The European Union put reform of the World Trade Organization at the heart of its trade strategy for the next decade on Thursday (February 18), saying global rules on commerce must be greener, take more account of state subsidies and be enforced.
The 27-nation bloc’s executive body also said it would seek to work with President Joe Biden’s U.S. administration to address a crisis of confidence in the WTO, where settlement of trade conflicts and negotiations are deadlocked.
The European Commission, which oversees EU trade policy, is making combating climate change a central part of its new “open, sustainable and assertive” strategy. It wants to incorporate green action into trade deals and also wants a more environmentally conscious WTO.
This could include liberalisation of trade in certain green goods and services, or agreements to reduce fossil fuel subsidies.
The Commission said it was encouraged by Monday’s appointment of Nigerian Ngozi Okonjo-Iweala as the first woman and the first African to head the WTO.

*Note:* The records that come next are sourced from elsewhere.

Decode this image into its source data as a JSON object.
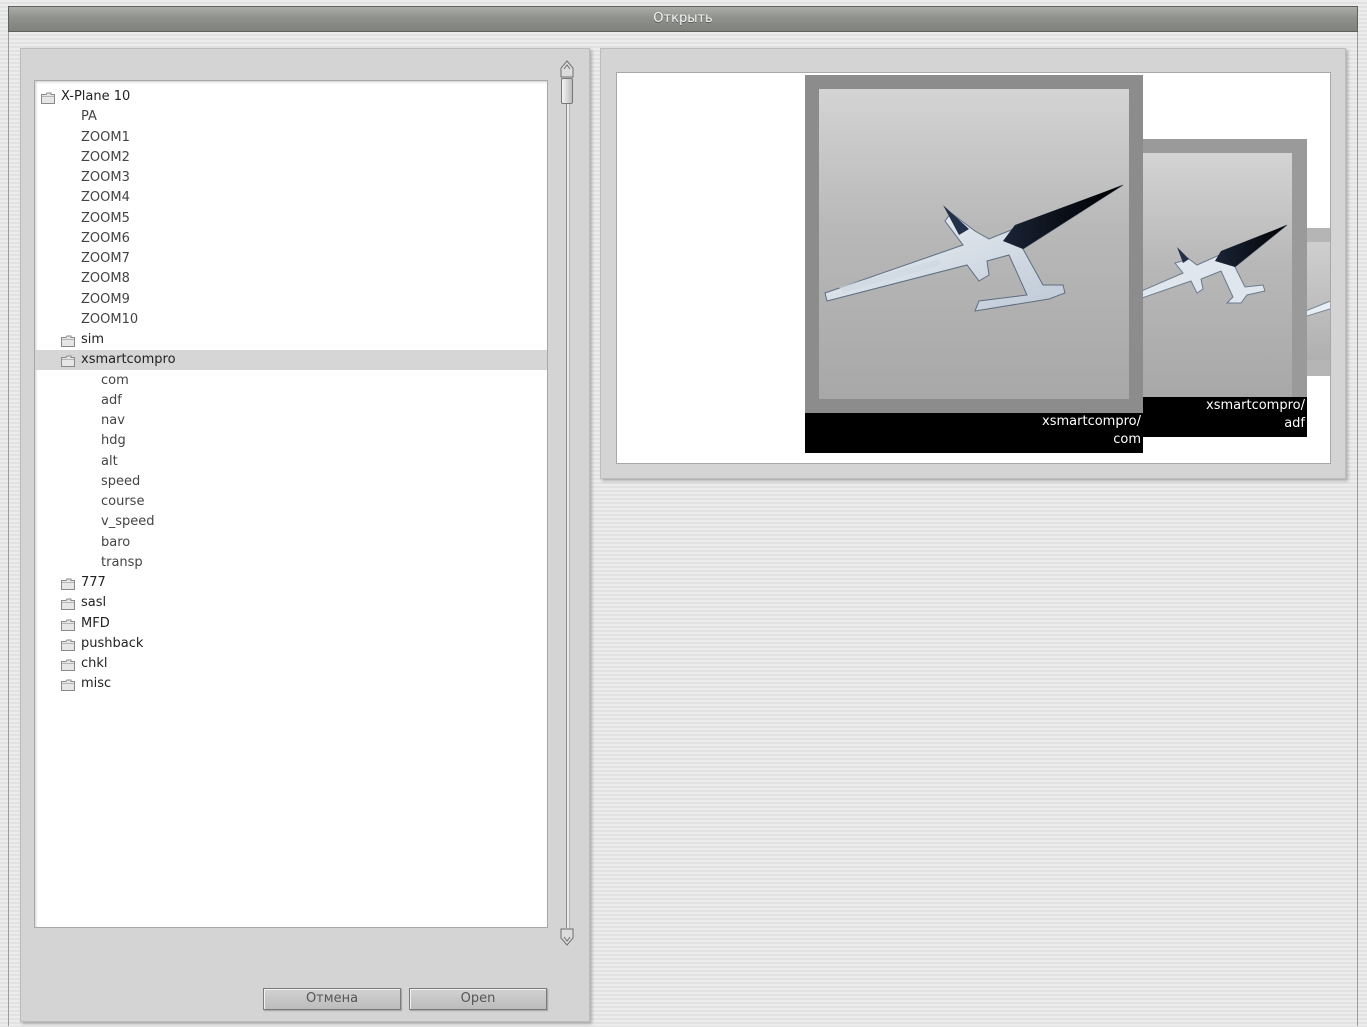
{
  "window": {
    "title": "Открыть"
  },
  "tree": {
    "items": [
      {
        "label": "X-Plane 10",
        "type": "folder",
        "depth": 0
      },
      {
        "label": "PA",
        "type": "leaf",
        "depth": 2
      },
      {
        "label": "ZOOM1",
        "type": "leaf",
        "depth": 2
      },
      {
        "label": "ZOOM2",
        "type": "leaf",
        "depth": 2
      },
      {
        "label": "ZOOM3",
        "type": "leaf",
        "depth": 2
      },
      {
        "label": "ZOOM4",
        "type": "leaf",
        "depth": 2
      },
      {
        "label": "ZOOM5",
        "type": "leaf",
        "depth": 2
      },
      {
        "label": "ZOOM6",
        "type": "leaf",
        "depth": 2
      },
      {
        "label": "ZOOM7",
        "type": "leaf",
        "depth": 2
      },
      {
        "label": "ZOOM8",
        "type": "leaf",
        "depth": 2
      },
      {
        "label": "ZOOM9",
        "type": "leaf",
        "depth": 2
      },
      {
        "label": "ZOOM10",
        "type": "leaf",
        "depth": 2
      },
      {
        "label": "sim",
        "type": "folder",
        "depth": 1
      },
      {
        "label": "xsmartcompro",
        "type": "folder",
        "depth": 1,
        "selected": true
      },
      {
        "label": "com",
        "type": "leaf",
        "depth": 3
      },
      {
        "label": "adf",
        "type": "leaf",
        "depth": 3
      },
      {
        "label": "nav",
        "type": "leaf",
        "depth": 3
      },
      {
        "label": "hdg",
        "type": "leaf",
        "depth": 3
      },
      {
        "label": "alt",
        "type": "leaf",
        "depth": 3
      },
      {
        "label": "speed",
        "type": "leaf",
        "depth": 3
      },
      {
        "label": "course",
        "type": "leaf",
        "depth": 3
      },
      {
        "label": "v_speed",
        "type": "leaf",
        "depth": 3
      },
      {
        "label": "baro",
        "type": "leaf",
        "depth": 3
      },
      {
        "label": "transp",
        "type": "leaf",
        "depth": 3
      },
      {
        "label": "777",
        "type": "folder",
        "depth": 1
      },
      {
        "label": "sasl",
        "type": "folder",
        "depth": 1
      },
      {
        "label": "MFD",
        "type": "folder",
        "depth": 1
      },
      {
        "label": "pushback",
        "type": "folder",
        "depth": 1
      },
      {
        "label": "chkl",
        "type": "folder",
        "depth": 1
      },
      {
        "label": "misc",
        "type": "folder",
        "depth": 1
      }
    ]
  },
  "buttons": {
    "cancel": "Отмена",
    "open": "Open"
  },
  "preview": {
    "cards": [
      {
        "caption_line1": "xsmartcompro/",
        "caption_line2": "com"
      },
      {
        "caption_line1": "xsmartcompro/",
        "caption_line2": "adf"
      }
    ]
  },
  "colors": {
    "selection": "#d6d6d6",
    "panel": "#d4d4d4",
    "titlebar": "#8e918c"
  },
  "icons": {
    "folder": "folder-icon",
    "scroll_up": "scroll-up-arrow-icon",
    "scroll_down": "scroll-down-arrow-icon",
    "airplane": "airplane-icon"
  }
}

The EU executive said it would propose a set of WTO reforms focusing on sustainable development, which also includes gender and labour rights, and launch negotiations on new rules to avoid distortions to trade from state-owned enterprises.
It would also seek to restore the WTO’s Appellate Body, the ultimate arbiter on global trade, which was paralysed by the previous U.S. administration.
It said it hoped for an early signal from the United States that it wished to enter negotiations in good faith, which could restore confidence and lead to an agreement.
The EU’s “Trade for All” review of 2015, when critics focused on the planned EU-US Transatlantic Trade and Investment Partnership (TTIP), sought to show that free trade benefits consumers, workers and small companies, and to address the concerns of those who feel they are losing out from globalisation.
The new policy is largely a response to U.S. President Donald Trump’s retreat from globalisation into an “America First” approach.
The EU itself feels bruised by trade wars, Brexit and what it sees as unfair competition from China, which it perceives as a “systemic rival”, and is taking more assertive measures to enforce global trade rules and ensure a level playing field.